Around the mainland of Cabo Delgado there are plenty of interesting places to visit as well. Montepuez is a small town that shares its name with a river that is sourced in the mountains to the east, and joins the Indian Ocean south of Ilha do Ibo. Montepuez is also a form of marble that can be found in the area. The town is surrounded by granite inselburgs, and is a pretty place to stay.
Mareja is a community based project to the northwest of Pemba, and is centred on the conservation of riverine, palm and upland forests, as well as coastal savannah and inselbergs. Animals found in the area include elephant, kudu, bushbuck and sable deer, as well as lion, leopard and wild dog. One of the key points about this area is that hunting is illegal and there are game rangers, so wildlife is able to thrive.
In terms of beach holidays…

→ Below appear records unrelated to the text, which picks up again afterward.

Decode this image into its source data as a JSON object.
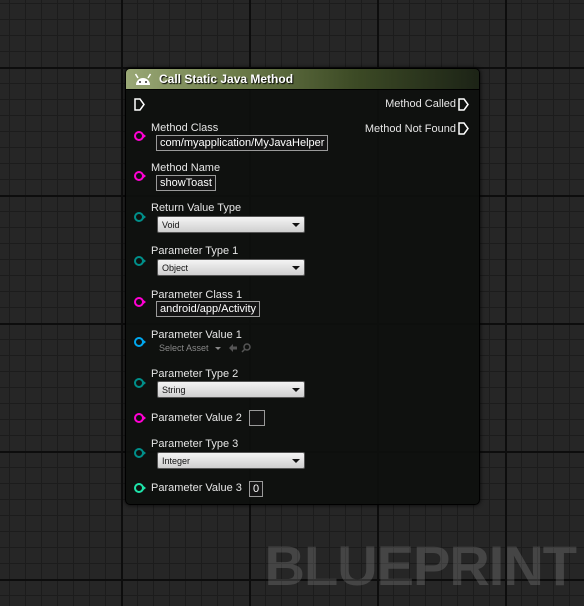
{
  "node": {
    "title": "Call Static Java Method",
    "outputs": {
      "method_called": "Method Called",
      "method_not_found": "Method Not Found"
    },
    "method_class": {
      "label": "Method Class",
      "value": "com/myapplication/MyJavaHelper"
    },
    "method_name": {
      "label": "Method Name",
      "value": "showToast"
    },
    "return_value_type": {
      "label": "Return Value Type",
      "value": "Void"
    },
    "parameter_type_1": {
      "label": "Parameter Type 1",
      "value": "Object"
    },
    "parameter_class_1": {
      "label": "Parameter Class 1",
      "value": "android/app/Activity"
    },
    "parameter_value_1": {
      "label": "Parameter Value 1",
      "value": "Select Asset"
    },
    "parameter_type_2": {
      "label": "Parameter Type 2",
      "value": "String"
    },
    "parameter_value_2": {
      "label": "Parameter Value 2",
      "value": ""
    },
    "parameter_type_3": {
      "label": "Parameter Type 3",
      "value": "Integer"
    },
    "parameter_value_3": {
      "label": "Parameter Value 3",
      "value": "0"
    }
  },
  "pin_colors": {
    "exec": "#ffffff",
    "string": "#ff00d4",
    "enum": "#008f8a",
    "object": "#00a8f0",
    "integer": "#1ee4aa"
  },
  "icons": {
    "node_icon": "android-icon",
    "asset_use": "arrow-left-icon",
    "asset_browse": "search-icon"
  },
  "watermark": "BLUEPRINT"
}
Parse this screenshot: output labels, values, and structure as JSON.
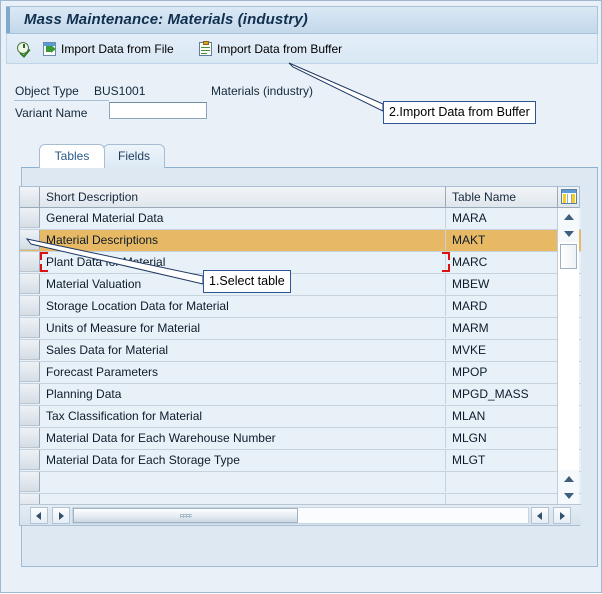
{
  "window": {
    "title": "Mass Maintenance: Materials (industry)"
  },
  "toolbar": {
    "execute_icon": "execute-clock-check-icon",
    "import_file_label": "Import Data from File",
    "import_file_icon": "import-file-icon",
    "import_buffer_label": "Import Data from Buffer",
    "import_buffer_icon": "import-buffer-clipboard-icon"
  },
  "form": {
    "object_type_label": "Object Type",
    "object_type_value": "BUS1001",
    "object_type_description": "Materials (industry)",
    "variant_name_label": "Variant Name",
    "variant_name_value": "",
    "variant_name_placeholder": ""
  },
  "tabs": [
    {
      "label": "Tables",
      "active": true
    },
    {
      "label": "Fields",
      "active": false
    }
  ],
  "grid": {
    "columns": [
      {
        "label": "Short Description",
        "key": "short_description"
      },
      {
        "label": "Table Name",
        "key": "table_name"
      }
    ],
    "config_icon": "table-column-settings-icon",
    "rows": [
      {
        "short_description": "General Material Data",
        "table_name": "MARA",
        "selected": false,
        "focused": false
      },
      {
        "short_description": "Material Descriptions",
        "table_name": "MAKT",
        "selected": true,
        "focused": false
      },
      {
        "short_description": "Plant Data for Material",
        "table_name": "MARC",
        "selected": false,
        "focused": true
      },
      {
        "short_description": "Material Valuation",
        "table_name": "MBEW",
        "selected": false,
        "focused": false
      },
      {
        "short_description": "Storage Location Data for Material",
        "table_name": "MARD",
        "selected": false,
        "focused": false
      },
      {
        "short_description": "Units of Measure for Material",
        "table_name": "MARM",
        "selected": false,
        "focused": false
      },
      {
        "short_description": "Sales Data for Material",
        "table_name": "MVKE",
        "selected": false,
        "focused": false
      },
      {
        "short_description": "Forecast Parameters",
        "table_name": "MPOP",
        "selected": false,
        "focused": false
      },
      {
        "short_description": "Planning Data",
        "table_name": "MPGD_MASS",
        "selected": false,
        "focused": false
      },
      {
        "short_description": "Tax Classification for Material",
        "table_name": "MLAN",
        "selected": false,
        "focused": false
      },
      {
        "short_description": "Material Data for Each Warehouse Number",
        "table_name": "MLGN",
        "selected": false,
        "focused": false
      },
      {
        "short_description": "Material Data for Each Storage Type",
        "table_name": "MLGT",
        "selected": false,
        "focused": false
      },
      {
        "short_description": "",
        "table_name": "",
        "selected": false,
        "focused": false
      },
      {
        "short_description": "",
        "table_name": "",
        "selected": false,
        "focused": false
      },
      {
        "short_description": "",
        "table_name": "",
        "selected": false,
        "focused": false
      },
      {
        "short_description": "",
        "table_name": "",
        "selected": false,
        "focused": false
      }
    ]
  },
  "annotations": [
    {
      "id": "callout-buffer",
      "text": "2.Import Data from Buffer"
    },
    {
      "id": "callout-select",
      "text": "1.Select table"
    }
  ],
  "colors": {
    "selected_row": "#e8b964",
    "title_text": "#11304f",
    "annotation_border": "#2f5496",
    "focus_marker": "#dd1111",
    "window_bg": "#e9f0f7"
  }
}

- Pangane is a small beach that is clean and pretty, with surrounding reefs that are easy to explore by boat, as well as usual beach activities. Adding a bit of exclusivity is the fact that there are significant populations of buffalo, elephant and lion, amongst others. With the fishing villages on the coast, sunset is an extraordinarily beautiful time of day
- Another excellent beach, one that has been voted the 14th-best deserted beach by the UK newspaper ‘The Observer’, Guludo is a long, unspoilt beach fringed with palm trees and a population of dugongs in the water around the beach. A wonderful place to get away from the worries of the modern world, this is definitely worth a look
- Finally, Palma is a small and pretty town on an attractive natural harbour with a stunning view across a coconut palm fringed lagoon. With no sound of traffic and a quiet and relaxed atmosphere, this is an idyllic place to spend a few days. This is a good place to stop off if you are visiting or returning from the Quirimba Archipelago. Niassa Reserve is relatively close and has one of the best African Wild Dog populations on the continent, as well as a multitude of birds and fascinating flora.